Friday, June 19, 2009
Obamanomics Is Over
The Obama Administration is over, at least in terms of major legislation.
Socialized medicine disguised as a "public option" will not pass Congress. Neither will the beloved-of-Hollywood-airheads "cap and trade" energy tax bill. Ditto for the union-pushed "card check" payoff. This triad of massive government expansion, considered the crown jewels for Obama's New New Deal, are all walking dead. Forget about the Democrats having 60 Senate votes to block a filibuster; I doubt any one of the three could get to a bare majority, assuming they ever came to the floor. Which they probably won't.
The realization of all this clearly hasn't sunk in yet with all of the Administration, the Congressional leadership, or the Obamedia, and no wonder: they've thought for months that all of these things were going to be a slam dunk. They're just starting to realize that they could have had the whole megillah of Europeanizing the American economy, but instead, they blew it.
Obama and his party in Congress, wrapped up in a comfortable cocoon of media adulation, misread the results of the last two elections. Rather than examining public disgust at government overspending, overreach and general corruption, they chose instead to read 2006-08 as a mandate for Liberal governance. Running with that imagined mandate, they shoved through one waste-riddled spending orgy after another, culminating in a single-year deficit roughly four times larger than any other in history. Awash in one adoring magazine cover after another, Obama conveniently forgot that he didn't campaign on adding even one trillion to the federal budget, much less multiple trillions.
Their planned federal borrowing (which didn't even count added trillions for the socialized medicine scheme) produced the now-famous chart that half of Washington is still assiduously trying to ignore:
Anytime you might wonder why all these grand new schemes are failing to get support, just look at that chart.
It must come as a surprise to the incoming Chicago camp that the Little People are upset about having to foot the bill for all that spending, rather than simply expressing bovine joy towards their Ivy League-approved government benefactors. This isn't The Way Things Work for the Chicago machine: Democratic politicians are supposed to spend tons of money to buy votes, the money is guided to patronage pork, the interest groups turn out those votes in gratitude, and the suckers--er, taxpayers are supposed to shut up and pay for the whole thing.
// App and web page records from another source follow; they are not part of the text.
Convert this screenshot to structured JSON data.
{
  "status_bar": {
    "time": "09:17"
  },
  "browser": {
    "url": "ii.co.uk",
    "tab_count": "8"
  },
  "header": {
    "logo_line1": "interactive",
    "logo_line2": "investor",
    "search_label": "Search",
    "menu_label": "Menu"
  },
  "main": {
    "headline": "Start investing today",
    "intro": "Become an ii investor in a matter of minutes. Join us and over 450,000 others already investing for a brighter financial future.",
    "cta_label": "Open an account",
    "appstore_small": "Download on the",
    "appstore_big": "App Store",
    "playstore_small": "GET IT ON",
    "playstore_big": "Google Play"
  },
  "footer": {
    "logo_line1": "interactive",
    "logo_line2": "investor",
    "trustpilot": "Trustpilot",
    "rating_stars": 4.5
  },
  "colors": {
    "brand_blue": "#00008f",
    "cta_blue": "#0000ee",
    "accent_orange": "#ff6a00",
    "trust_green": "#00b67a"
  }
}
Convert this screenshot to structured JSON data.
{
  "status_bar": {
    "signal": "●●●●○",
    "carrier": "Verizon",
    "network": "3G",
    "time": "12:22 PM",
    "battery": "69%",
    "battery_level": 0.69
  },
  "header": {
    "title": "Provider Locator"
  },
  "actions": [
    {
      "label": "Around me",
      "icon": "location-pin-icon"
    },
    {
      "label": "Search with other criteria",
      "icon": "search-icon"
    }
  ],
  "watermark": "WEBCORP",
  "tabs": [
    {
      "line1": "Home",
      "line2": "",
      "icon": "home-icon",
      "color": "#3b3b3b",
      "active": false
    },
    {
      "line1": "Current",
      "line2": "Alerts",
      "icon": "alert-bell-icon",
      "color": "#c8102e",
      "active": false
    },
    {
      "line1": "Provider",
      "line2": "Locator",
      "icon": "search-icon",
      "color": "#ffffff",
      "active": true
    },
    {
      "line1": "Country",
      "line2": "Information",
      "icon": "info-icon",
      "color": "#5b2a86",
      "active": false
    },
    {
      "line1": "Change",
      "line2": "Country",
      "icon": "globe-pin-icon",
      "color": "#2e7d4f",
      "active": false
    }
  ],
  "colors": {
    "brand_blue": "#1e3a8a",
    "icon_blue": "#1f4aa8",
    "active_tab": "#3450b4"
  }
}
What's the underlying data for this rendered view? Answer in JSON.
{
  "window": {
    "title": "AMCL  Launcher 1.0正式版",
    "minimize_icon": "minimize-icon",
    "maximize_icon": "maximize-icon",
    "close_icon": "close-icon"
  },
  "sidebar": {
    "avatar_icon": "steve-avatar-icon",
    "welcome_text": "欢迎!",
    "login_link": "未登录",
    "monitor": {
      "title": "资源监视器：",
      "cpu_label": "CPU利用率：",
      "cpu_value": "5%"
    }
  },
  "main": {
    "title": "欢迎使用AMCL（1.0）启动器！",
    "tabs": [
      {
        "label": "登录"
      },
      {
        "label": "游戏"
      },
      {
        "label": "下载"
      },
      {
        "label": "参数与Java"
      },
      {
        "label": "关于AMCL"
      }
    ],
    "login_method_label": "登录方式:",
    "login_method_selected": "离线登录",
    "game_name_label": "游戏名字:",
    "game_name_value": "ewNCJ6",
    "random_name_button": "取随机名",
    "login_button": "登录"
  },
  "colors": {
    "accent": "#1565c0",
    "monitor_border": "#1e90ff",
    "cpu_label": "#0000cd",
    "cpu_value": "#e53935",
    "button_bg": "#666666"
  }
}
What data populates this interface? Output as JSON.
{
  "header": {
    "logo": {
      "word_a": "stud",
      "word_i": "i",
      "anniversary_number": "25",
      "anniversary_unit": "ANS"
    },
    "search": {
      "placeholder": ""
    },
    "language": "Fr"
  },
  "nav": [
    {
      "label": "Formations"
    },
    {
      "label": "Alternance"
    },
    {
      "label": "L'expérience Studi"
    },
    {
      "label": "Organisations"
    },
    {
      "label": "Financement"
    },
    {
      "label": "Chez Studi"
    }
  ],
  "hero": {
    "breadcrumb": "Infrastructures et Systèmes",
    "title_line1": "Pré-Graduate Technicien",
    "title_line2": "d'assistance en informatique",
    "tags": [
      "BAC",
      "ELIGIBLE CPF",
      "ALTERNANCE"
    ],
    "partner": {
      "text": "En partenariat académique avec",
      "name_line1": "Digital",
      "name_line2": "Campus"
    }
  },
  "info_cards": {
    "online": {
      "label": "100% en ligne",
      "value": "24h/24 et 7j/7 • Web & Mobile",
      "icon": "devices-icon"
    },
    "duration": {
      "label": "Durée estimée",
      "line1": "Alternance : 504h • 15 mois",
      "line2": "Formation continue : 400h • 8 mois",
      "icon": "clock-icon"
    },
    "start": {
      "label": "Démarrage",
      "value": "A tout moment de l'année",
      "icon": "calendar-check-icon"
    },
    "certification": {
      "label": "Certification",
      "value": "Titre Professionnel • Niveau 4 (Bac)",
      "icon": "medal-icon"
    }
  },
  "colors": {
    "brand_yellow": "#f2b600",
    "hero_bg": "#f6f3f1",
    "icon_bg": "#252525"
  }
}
It's not working out that way. People were shocked by the initial outlays of Obama's budget, and shock quickly turned out outrage when the Administration nationalized two failed car companies in a naked bid to prop up a major campaign contributor that also happens to be a hugely-disliked labor union. Trillions in boondoggle spending was bad enough, but throwing endless good money after bad to support Government Motors and Chrylser was sour icing on an unpalatable cake.
"Card check" never had any serious hopes of passage, and for good reason: it's a naked power grab that has the added bonus of encouraging intimidation and thuggery. Twentieth-Century unions swing a big bat in the Democratic Party, but for the country at large, they're an anachronism and a nuisance, and now thanks to the UAW, the poster children for government coddling and overreach.
The socialized medicine scheme is dead on the vine for similar reasons. Obama, as ever in love with the melodious sound of his own voice, is still pushing the nonsensical idea that we can save money on health care by... spending a lot more money on health care, and as an added bonus, putting government bureaucrats in charge of it. The shell game of adding a "public option"--one that's clearly designed to simply run private insurers out of business in short order--isn't fooling anybody. People understand that there's no such thing as a free lunch. The only way the government can lower its spending on health care is by paying for less of it. That means Canadian-style rationing by bureaucratic decree, which is something Americans will simply never stand for.
One way out of rationing is, as Mickey Kaus asserts, simply spending ever-more for health care to avoid the political backlash. The problem with Mickey's argument is, the money isn't there. Look back up at that chart if you aren't sure. The only way to get there is with a massive tax increase, and that's never going to fly in this fiscal environment. As soon as I saw the early estimate of $600 billion in new taxes to pay for Obamacare, I said to myself, "That's it--it's DOA." The cost estimate for Obamacare has since nearly tripled, effectively turning the plan into a political zombie.
As for "cap and trade," the massive energy tax disguised as environmentalism, as Sean Connery would say, it's as dead as Julius Ceasar. The monstrous, economy-killing child of Henry Waxman and his Hollywood constituency not only wouldn't do a thing to prevent alleged "global warming," it likely wouldn't manage a majority of Democrats in the Senate, and possibly not even in the House. My guess is that it never makes it to a vote.
Now, obviously, even though he's bleeding political support, Obama is far from powerless, and his party still holds big majorities in Congress. They'll get a lot done as far as passing new laws and regulations and pushing through a generation's worth of new liberal judges. What they won't do, though, is pass any massive new programs that cost tons of new money. That window has closed.